Problem
Filter these records by the string "shall", copying each line that holds it.

(Records to use Opens)

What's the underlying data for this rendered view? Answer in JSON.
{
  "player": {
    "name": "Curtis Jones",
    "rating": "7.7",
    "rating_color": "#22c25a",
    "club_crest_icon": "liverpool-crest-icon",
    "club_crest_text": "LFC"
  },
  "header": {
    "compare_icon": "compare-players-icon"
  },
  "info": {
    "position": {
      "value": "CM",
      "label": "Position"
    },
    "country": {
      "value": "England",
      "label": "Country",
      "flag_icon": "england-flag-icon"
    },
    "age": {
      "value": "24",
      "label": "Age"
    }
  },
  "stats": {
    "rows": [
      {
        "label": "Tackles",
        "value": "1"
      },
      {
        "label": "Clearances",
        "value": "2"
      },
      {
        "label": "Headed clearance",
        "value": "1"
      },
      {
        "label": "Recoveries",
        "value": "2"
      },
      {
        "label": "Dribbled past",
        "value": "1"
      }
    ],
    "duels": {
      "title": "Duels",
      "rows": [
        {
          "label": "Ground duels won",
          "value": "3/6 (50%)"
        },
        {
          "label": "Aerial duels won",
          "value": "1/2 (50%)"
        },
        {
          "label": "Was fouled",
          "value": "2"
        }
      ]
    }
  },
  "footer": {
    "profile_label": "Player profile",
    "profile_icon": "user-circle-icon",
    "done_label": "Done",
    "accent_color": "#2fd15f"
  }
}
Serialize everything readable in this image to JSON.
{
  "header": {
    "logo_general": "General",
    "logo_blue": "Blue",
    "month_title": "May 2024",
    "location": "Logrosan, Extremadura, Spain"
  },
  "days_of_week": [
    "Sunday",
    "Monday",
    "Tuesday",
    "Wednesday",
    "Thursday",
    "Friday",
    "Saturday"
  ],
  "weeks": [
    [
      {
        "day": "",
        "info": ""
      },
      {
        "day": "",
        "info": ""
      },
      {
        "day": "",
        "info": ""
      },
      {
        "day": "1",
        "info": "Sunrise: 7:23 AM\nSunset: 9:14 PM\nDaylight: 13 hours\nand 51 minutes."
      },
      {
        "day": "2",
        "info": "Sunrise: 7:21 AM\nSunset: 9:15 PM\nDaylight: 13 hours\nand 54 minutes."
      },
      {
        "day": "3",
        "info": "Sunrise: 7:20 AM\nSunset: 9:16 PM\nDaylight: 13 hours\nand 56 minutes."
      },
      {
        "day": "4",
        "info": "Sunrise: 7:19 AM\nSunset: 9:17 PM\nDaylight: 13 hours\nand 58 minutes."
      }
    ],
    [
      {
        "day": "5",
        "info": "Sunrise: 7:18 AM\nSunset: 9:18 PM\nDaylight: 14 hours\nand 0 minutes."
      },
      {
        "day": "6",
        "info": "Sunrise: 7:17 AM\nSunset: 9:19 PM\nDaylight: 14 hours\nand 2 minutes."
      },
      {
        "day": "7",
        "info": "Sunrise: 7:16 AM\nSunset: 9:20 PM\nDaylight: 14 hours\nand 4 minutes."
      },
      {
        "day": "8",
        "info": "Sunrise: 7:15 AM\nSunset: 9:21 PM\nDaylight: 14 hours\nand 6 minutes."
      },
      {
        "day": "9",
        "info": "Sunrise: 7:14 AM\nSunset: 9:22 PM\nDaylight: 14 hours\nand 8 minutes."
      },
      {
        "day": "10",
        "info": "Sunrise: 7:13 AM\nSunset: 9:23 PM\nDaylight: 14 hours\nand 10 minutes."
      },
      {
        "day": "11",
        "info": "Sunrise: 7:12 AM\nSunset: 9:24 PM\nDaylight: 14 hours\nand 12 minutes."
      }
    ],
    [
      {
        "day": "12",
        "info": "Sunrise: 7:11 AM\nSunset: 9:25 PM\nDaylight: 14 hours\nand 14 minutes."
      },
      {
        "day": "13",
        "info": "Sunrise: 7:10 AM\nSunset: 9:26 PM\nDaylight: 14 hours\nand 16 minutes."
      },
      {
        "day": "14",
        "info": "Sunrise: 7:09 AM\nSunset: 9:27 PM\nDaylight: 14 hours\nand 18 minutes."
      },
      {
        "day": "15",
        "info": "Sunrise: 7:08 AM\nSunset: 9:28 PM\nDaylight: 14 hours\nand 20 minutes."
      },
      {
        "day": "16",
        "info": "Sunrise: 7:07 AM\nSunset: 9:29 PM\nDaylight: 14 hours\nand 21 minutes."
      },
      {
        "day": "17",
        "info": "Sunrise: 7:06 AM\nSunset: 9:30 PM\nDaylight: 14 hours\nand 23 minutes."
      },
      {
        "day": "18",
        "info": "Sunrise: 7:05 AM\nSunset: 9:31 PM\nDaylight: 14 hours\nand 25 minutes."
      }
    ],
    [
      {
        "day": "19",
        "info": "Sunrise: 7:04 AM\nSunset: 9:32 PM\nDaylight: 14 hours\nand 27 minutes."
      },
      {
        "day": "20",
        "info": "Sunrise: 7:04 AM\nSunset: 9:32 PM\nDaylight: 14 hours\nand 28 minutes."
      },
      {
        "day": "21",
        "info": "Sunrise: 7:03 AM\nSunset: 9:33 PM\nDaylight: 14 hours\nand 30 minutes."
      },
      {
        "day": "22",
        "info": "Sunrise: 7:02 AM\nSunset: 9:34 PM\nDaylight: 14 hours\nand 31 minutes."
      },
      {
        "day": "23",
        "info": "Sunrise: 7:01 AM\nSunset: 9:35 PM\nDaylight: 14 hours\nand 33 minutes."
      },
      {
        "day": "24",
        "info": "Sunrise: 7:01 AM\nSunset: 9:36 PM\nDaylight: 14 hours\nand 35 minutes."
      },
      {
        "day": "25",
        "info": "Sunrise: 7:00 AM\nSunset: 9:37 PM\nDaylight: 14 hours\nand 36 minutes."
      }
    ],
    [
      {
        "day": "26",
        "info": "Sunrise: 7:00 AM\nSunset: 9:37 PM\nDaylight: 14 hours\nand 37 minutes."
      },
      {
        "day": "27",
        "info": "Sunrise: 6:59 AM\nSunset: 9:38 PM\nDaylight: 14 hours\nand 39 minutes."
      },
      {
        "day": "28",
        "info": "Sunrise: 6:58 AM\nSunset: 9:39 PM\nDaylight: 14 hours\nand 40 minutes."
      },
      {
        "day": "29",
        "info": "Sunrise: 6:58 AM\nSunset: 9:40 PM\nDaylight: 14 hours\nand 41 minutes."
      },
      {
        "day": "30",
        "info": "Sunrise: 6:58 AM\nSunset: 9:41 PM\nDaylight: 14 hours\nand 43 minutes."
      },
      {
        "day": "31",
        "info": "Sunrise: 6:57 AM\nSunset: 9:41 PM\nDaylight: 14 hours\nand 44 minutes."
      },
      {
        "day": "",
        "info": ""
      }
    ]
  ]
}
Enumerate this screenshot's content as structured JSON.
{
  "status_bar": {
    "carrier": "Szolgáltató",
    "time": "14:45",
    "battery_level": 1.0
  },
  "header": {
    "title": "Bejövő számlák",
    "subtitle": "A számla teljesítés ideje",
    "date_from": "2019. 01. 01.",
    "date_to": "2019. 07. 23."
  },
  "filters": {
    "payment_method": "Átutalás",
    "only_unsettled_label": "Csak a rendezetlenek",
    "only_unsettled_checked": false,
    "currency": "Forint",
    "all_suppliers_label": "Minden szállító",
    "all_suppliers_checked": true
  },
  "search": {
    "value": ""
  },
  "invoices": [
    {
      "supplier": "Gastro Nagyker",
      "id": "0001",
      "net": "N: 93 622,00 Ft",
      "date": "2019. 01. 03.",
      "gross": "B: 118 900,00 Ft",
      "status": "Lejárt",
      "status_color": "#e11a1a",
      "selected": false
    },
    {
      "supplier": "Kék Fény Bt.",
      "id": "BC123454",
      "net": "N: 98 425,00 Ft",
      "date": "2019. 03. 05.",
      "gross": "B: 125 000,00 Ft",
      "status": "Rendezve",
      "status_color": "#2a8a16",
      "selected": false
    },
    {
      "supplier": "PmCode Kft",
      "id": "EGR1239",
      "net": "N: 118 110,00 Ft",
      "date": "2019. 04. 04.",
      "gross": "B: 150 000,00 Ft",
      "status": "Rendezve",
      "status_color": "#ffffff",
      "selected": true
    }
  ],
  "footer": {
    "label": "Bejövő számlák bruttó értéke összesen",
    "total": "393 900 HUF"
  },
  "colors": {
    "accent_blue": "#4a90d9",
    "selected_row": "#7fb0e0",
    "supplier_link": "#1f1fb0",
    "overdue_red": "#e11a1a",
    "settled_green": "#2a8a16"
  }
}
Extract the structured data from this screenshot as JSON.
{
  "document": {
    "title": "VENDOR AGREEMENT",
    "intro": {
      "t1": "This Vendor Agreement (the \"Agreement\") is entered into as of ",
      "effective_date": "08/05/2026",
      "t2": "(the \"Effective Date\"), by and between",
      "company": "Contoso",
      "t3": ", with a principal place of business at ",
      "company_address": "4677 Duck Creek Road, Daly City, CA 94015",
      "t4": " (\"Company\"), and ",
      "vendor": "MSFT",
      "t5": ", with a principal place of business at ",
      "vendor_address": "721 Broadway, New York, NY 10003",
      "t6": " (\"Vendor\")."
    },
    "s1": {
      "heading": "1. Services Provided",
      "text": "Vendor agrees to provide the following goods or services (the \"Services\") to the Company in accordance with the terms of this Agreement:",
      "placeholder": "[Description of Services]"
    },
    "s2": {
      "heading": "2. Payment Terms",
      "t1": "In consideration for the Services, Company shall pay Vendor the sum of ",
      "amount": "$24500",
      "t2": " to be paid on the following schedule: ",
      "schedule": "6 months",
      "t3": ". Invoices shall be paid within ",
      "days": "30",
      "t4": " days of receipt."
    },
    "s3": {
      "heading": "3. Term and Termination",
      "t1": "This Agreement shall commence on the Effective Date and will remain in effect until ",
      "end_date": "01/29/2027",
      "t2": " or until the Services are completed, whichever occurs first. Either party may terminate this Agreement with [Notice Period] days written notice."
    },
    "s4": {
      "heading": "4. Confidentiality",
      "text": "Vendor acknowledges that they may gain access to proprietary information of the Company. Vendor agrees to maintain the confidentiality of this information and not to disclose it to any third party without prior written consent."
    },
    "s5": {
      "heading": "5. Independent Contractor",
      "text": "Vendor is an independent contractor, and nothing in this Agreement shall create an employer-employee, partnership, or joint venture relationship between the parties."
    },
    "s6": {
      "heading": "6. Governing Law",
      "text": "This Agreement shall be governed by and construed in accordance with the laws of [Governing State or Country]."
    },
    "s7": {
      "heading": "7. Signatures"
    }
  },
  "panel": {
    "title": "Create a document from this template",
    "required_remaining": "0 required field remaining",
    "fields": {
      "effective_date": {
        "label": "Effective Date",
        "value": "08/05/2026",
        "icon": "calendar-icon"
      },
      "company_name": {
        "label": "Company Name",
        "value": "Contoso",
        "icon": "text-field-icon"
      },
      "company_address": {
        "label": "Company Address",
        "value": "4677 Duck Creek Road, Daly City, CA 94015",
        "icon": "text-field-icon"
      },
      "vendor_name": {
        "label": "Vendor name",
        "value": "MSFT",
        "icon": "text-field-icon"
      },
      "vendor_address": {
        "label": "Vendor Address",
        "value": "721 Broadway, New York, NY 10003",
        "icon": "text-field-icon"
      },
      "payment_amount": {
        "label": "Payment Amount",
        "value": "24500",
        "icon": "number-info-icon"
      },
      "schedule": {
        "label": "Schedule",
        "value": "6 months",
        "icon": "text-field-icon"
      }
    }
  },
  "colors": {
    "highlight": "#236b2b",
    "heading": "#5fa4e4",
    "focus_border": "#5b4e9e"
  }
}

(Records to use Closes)

Worked solution
      "t1": "In consideration for the Services, Company shall pay Vendor the sum of ",
      "t3": ". Invoices shall be paid within ",
      "t1": "This Agreement shall commence on the Effective Date and will remain in effect until ",
      "text": "Vendor is an independent contractor, and nothing in this Agreement shall create an employer-employee, partnership, or joint venture relationship between the parties."
      "text": "This Agreement shall be governed by and construed in accordance with the laws of [Governing State or Country]."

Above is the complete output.